■ **What the exercise asks**
Copy every record word for word. Pictures are not part of the copy.

Entries from a dataset of interfaces:
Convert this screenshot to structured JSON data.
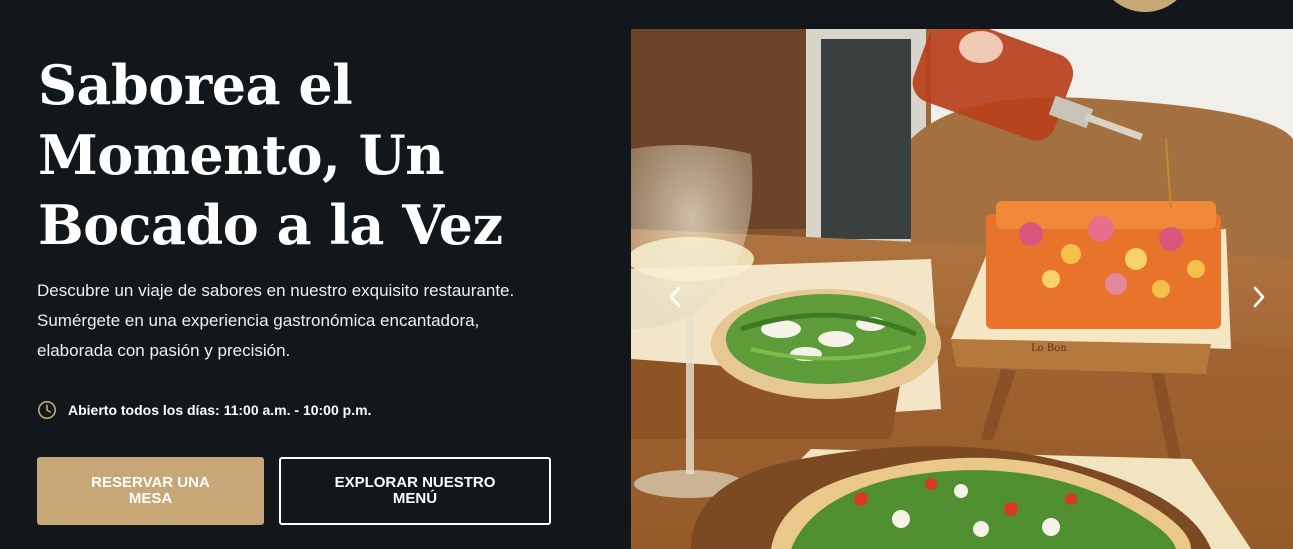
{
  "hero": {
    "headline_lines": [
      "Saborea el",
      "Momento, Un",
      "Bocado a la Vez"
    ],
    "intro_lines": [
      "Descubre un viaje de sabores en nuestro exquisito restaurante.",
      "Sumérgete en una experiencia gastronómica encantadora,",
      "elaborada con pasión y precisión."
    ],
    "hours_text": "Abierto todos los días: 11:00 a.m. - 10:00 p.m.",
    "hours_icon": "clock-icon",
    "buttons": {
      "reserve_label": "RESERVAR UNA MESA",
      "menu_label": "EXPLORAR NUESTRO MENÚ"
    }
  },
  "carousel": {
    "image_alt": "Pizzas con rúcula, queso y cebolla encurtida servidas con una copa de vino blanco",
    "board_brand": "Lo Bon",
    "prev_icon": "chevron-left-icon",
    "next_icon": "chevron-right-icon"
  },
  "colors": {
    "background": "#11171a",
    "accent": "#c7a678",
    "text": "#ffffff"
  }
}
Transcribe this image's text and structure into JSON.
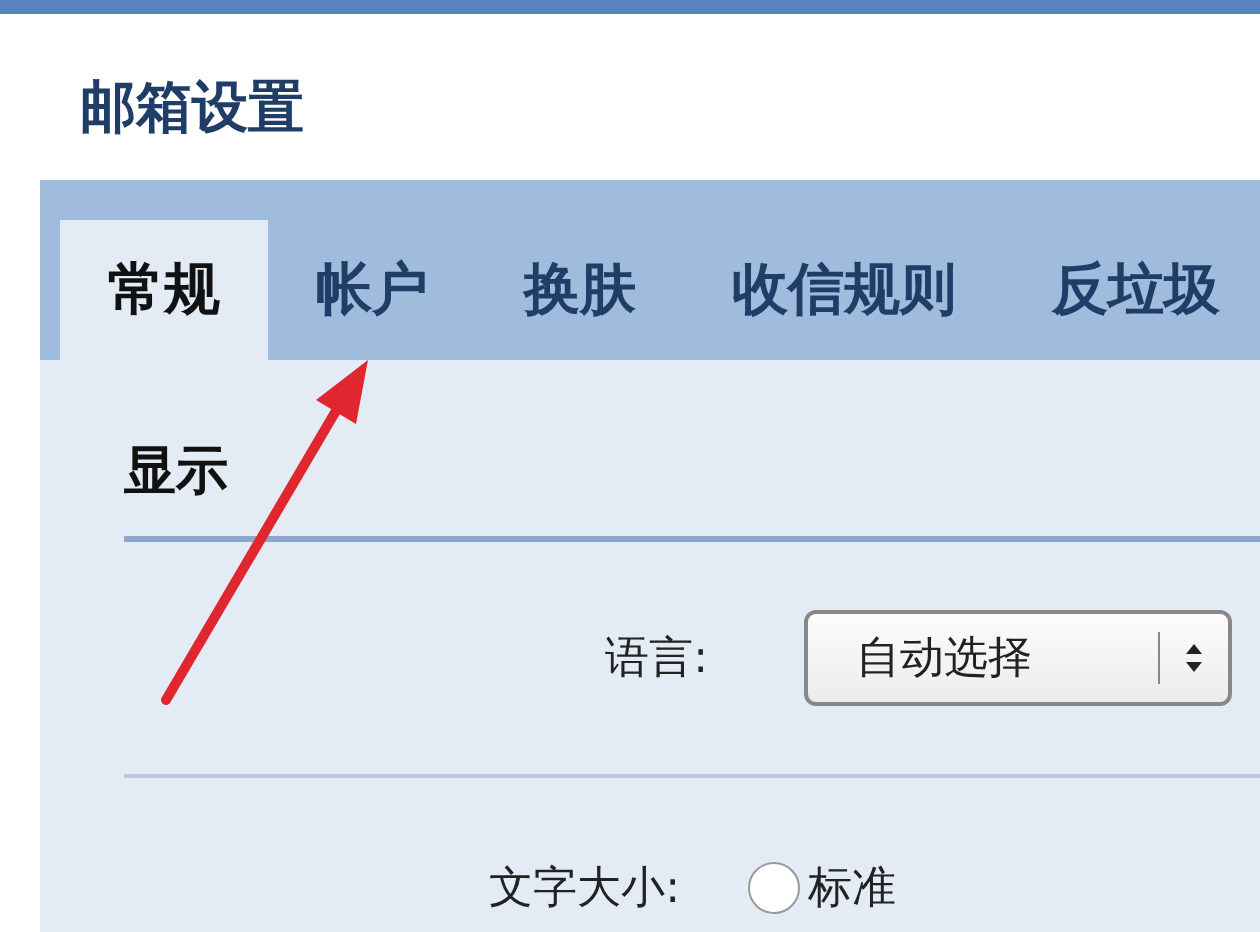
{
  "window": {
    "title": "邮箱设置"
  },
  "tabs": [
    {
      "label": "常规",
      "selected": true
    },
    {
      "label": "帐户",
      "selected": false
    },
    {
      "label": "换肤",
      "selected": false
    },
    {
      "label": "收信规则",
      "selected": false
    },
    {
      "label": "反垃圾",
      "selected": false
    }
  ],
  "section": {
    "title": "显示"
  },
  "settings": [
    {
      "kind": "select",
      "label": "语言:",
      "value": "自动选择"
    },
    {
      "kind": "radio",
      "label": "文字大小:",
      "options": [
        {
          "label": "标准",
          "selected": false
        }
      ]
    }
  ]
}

■ **Reply**
Convert this screenshot to structured JSON data.
{
  "hero": {
    "headline_lines": [
      "Saborea el",
      "Momento, Un",
      "Bocado a la Vez"
    ],
    "intro_lines": [
      "Descubre un viaje de sabores en nuestro exquisito restaurante.",
      "Sumérgete en una experiencia gastronómica encantadora,",
      "elaborada con pasión y precisión."
    ],
    "hours_text": "Abierto todos los días: 11:00 a.m. - 10:00 p.m.",
    "hours_icon": "clock-icon",
    "buttons": {
      "reserve_label": "RESERVAR UNA MESA",
      "menu_label": "EXPLORAR NUESTRO MENÚ"
    }
  },
  "carousel": {
    "image_alt": "Pizzas con rúcula, queso y cebolla encurtida servidas con una copa de vino blanco",
    "board_brand": "Lo Bon",
    "prev_icon": "chevron-left-icon",
    "next_icon": "chevron-right-icon"
  },
  "colors": {
    "background": "#11171a",
    "accent": "#c7a678",
    "text": "#ffffff"
  }
}
Transcribe this image's text and structure into JSON.
{
  "window": {
    "title": "邮箱设置"
  },
  "tabs": [
    {
      "label": "常规",
      "selected": true
    },
    {
      "label": "帐户",
      "selected": false
    },
    {
      "label": "换肤",
      "selected": false
    },
    {
      "label": "收信规则",
      "selected": false
    },
    {
      "label": "反垃圾",
      "selected": false
    }
  ],
  "section": {
    "title": "显示"
  },
  "settings": [
    {
      "kind": "select",
      "label": "语言:",
      "value": "自动选择"
    },
    {
      "kind": "radio",
      "label": "文字大小:",
      "options": [
        {
          "label": "标准",
          "selected": false
        }
      ]
    }
  ]
}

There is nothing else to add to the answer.